In a rather shocking development, researchers from the Comprehensive National Science Center in Hefei, China, claimed to have created artificial intelligence software capable of “mind-reading” and can read thoughts. Additionally, they claimed in a now-deleted video that the system could be used to gauge a person’s commitment to the Chinese Communist Party.
The announcement of this software is heralded as a step to foster “AI-tocracy” by China, drawing upon the fears of living in a big brother dystopia as mentioned in George Orwell’s popular novel 1984.
The software tool, according to experts, monitors the emotions, facial expressions, and brain waves of a person who has received “thought and political education” and analyzes them, however, it is unclear exactly how the system measures allegiance or reads minds.
The institution boasted about its “mind-reading” software in a Weibo video titled “The Smart Political Education Bar” that it released on July 1. As per translation by Radio Free Asia the software will be used on party members to further reinforce their determination to be thankful to the party, listen to the party, and follow the party.
The institution said its AI software was watching the subject’s behavior to assess how attentive he was to the party’s thought education as he scrolled through online material promoting party ideology at a kiosk. The software would next evaluate the person’s “emotional identification” and “learning attentiveness” to determine if they met the loyalty bar or required further training. It is now not feasible to do a thorough review of the biometric tool’s performance in producing the desired outcomes because the research and video are no longer accessible to the general audience, following a public outcry.
However, the Hefei Comprehensive National Science Center said in a statement that it had urged 43 party members of the research team to participate in party classes while being observed by the new software before it was removed from its website. The alleged biometric tool’s release (and disappearance) comes weeks after a New York Times investigation exposed how China is using biometric mass surveillance on a considerably greater scale than previously thought.
China has a notoriety for spying on both its own citizens and those living in the territories it occupies, whether it’s Taiwan or Hong Kong. Earlier, several times the Chinese government has also come under fire for tracking and policing Uighurs, an ethnic minority group held by the Chinese Communist Party in “reeducation” camps, using AI and face recognition technology. According to the Senate Foreign Relations Committee, the Chinese Communist Party has imprisoned between 1 million and 3 million Uighurs in reeducation camps.

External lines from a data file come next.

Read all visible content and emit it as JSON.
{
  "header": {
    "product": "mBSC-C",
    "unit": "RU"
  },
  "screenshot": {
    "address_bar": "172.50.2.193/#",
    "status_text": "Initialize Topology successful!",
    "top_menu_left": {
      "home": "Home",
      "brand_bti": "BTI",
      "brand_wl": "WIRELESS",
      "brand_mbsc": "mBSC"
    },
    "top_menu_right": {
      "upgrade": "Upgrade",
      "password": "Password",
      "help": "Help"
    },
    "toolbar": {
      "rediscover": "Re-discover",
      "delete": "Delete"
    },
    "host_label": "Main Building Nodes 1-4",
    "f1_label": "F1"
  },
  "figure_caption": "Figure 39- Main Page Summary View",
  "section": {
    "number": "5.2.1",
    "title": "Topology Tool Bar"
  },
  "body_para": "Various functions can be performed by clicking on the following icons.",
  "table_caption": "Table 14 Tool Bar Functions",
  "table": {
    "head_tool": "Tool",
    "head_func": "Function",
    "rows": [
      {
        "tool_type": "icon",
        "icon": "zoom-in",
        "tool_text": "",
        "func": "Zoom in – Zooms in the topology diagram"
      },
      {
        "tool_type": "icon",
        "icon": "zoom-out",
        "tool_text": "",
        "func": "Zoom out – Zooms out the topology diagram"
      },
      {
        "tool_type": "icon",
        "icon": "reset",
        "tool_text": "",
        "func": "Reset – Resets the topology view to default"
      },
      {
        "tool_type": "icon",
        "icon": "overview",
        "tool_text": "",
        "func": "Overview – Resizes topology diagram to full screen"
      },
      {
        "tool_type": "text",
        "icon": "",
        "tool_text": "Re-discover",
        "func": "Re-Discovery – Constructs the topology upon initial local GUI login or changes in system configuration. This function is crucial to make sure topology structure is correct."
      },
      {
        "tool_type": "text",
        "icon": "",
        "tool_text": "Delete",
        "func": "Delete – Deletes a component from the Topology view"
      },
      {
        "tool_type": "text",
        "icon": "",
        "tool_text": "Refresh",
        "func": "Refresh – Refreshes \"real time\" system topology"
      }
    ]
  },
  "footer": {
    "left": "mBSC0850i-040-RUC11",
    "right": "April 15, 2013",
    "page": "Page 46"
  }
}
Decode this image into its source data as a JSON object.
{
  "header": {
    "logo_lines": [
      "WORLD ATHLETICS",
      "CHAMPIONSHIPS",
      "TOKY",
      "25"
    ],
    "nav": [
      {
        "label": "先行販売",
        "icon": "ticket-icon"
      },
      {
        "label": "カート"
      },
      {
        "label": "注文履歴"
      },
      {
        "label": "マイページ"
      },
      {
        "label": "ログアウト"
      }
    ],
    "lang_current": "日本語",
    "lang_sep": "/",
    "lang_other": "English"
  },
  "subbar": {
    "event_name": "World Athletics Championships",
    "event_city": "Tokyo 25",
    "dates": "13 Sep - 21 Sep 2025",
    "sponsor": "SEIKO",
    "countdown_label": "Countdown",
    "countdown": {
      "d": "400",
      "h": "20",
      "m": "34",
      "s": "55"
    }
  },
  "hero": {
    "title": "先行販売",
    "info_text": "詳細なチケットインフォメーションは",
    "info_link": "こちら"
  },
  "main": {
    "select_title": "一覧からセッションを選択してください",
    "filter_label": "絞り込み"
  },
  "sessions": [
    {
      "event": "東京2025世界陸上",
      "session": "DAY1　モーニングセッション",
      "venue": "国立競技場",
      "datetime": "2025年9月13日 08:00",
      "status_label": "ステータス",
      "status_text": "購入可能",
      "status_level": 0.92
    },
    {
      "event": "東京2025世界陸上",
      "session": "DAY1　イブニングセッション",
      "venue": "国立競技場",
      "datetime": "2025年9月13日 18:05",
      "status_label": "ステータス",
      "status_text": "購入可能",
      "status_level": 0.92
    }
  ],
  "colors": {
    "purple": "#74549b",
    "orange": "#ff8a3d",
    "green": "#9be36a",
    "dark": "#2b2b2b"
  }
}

Though it is undoubtedly not the first time that a brainwave scan capability has been applied to human beings using them to assess CCP loyalty highlights how AI can be exploited by the government for their vested interests. This also adds to the fears of Chinese citizens who are already living under a myriad of sensors in the nation. This is also surprising because China already has laws for user privacy backed by its AI Ethics guidelines announced last year.